Earlier this month, the Trump campaign told the nonpartisan Tax Foundation that it would exclude pass-through income from the 15% rate.
Trump’s tax cuts would increase the deficit by $5.3 trillion over 10 years, the group found, while Clinton’s proposals would boost the deficit by $200 billion.
So both were perfectly clear about what they’d do, at least when it comes to taxes. Below are some clarifications of the political spin. He wants to extend his 15 percent tax rate to businesses, like partnerships and limited liability companies – if those companies change the way they operate and begin retaining their earnings.
At the heart of their core difference lies a controversial thesis that took flight in Reagan’s era – that cutting taxes for the wealthy leads to jobs and economic growth for all.
Mr Trump paid more than US$71,000 in federal income taxes on about US$218,000 of taxable income earned from 1975 to 1977, according to the New York Times.
“We’re a debtor nation”, he said, directly to Clinton herself. The plan also includes a series of tax breaks to incentivize corporate profit sharing and for caregiving and excess out-of-pocket healthcare costs, among other ideas. In late July, his campaign said it would definitely not release them before the election.
Corporations’ Offshore Cash Could Provide an Influx of Revenue, But … This top marginal rate, where highest earners exist (in the table above), would under Clinton become the 43.6% they’re required to pay right now, plus another 0.4%.

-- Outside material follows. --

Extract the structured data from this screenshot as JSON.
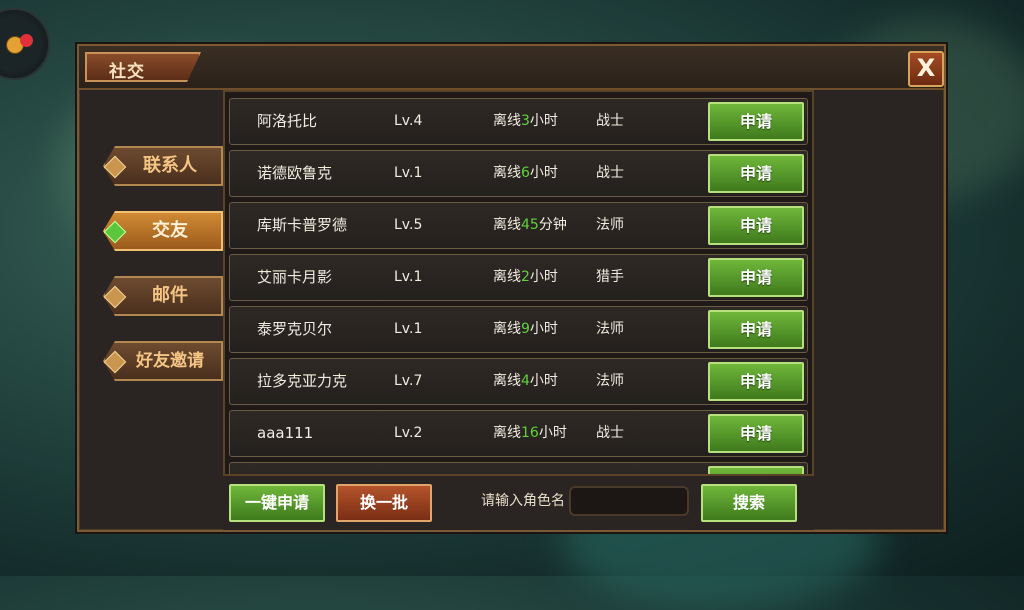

It’s not that he refused to pay taxes.
Trump added a wrinkle during the debate, saying he’d be willing to ignore his lawyers’ advice to keep the returns private if Clinton released 33,000 deleted emails from the private system she used as secretary of state.
Filing such forms is mandatory for presidential hopefuls, but they are less detailed than a full-blown tax return. The law says that taxpayers must pay their correct amount of tax liability, but not more than that. This is nonsense. Even the U.S. Constitution rejects this interpretation in the Fifth Amendment.
While some conservatives will praise Trump’s well-documented efforts to avoid paying income taxes, his comments might prove to be harmful given the basic premise of his campaign. As he noted in the debate with Clinton, were he to pay taxes, “it would be squandered, too, believe me”.
According to the report, Donald Trump’s alleged tax trouble can be traced to his handling of payments owed to Trump or his businesses but were instead paid to his charity, which is a tax-exempt organization.
Clinton’s plan would include tax incentives to bring manufacturing to the US and investment in new energy to increase the number of jobs in those sectors.
With no tax returns to read, we don’t know if any of this happened.
Still, Donald Trump’s refusal to disclose his tax returns is far more troubling, setting a risky precedent for future candidates, and underscores a major problem with accountability in our nation’s politics. I’m sure for some voters, the fact that he likely pays very little tax might be a sign of his ingenuity and business savvy.
News anchor Lester Holt reminded Tump that the Internal Revenue Service said it’s not illegal to release tax returns while being audited.
What’s he hiding? Is he afraid his taxes will reveal that he isn’t as charitable as he boasts?
Mitt Romney, the 2012 Republican presidential nominee, learned this the hard way. But for now, he probably has miscalculated, ignoring the fundamental truth that although Americans may not love paying taxes, what they hate even more is rich people not paying their fair share. Hence he is not going to release the returns. Corporations need to pay more in taxes, not less. Unfortunately, a great many of us are operating under the delusion that he’s some kind of lovable rogue, that he’s a modern day reverse Robin Hood, robbing from the poor and keeping it all for himself. It is, in effect, “Trump wants to replay the same policies that nearly destroyed the United States economy, but more so”.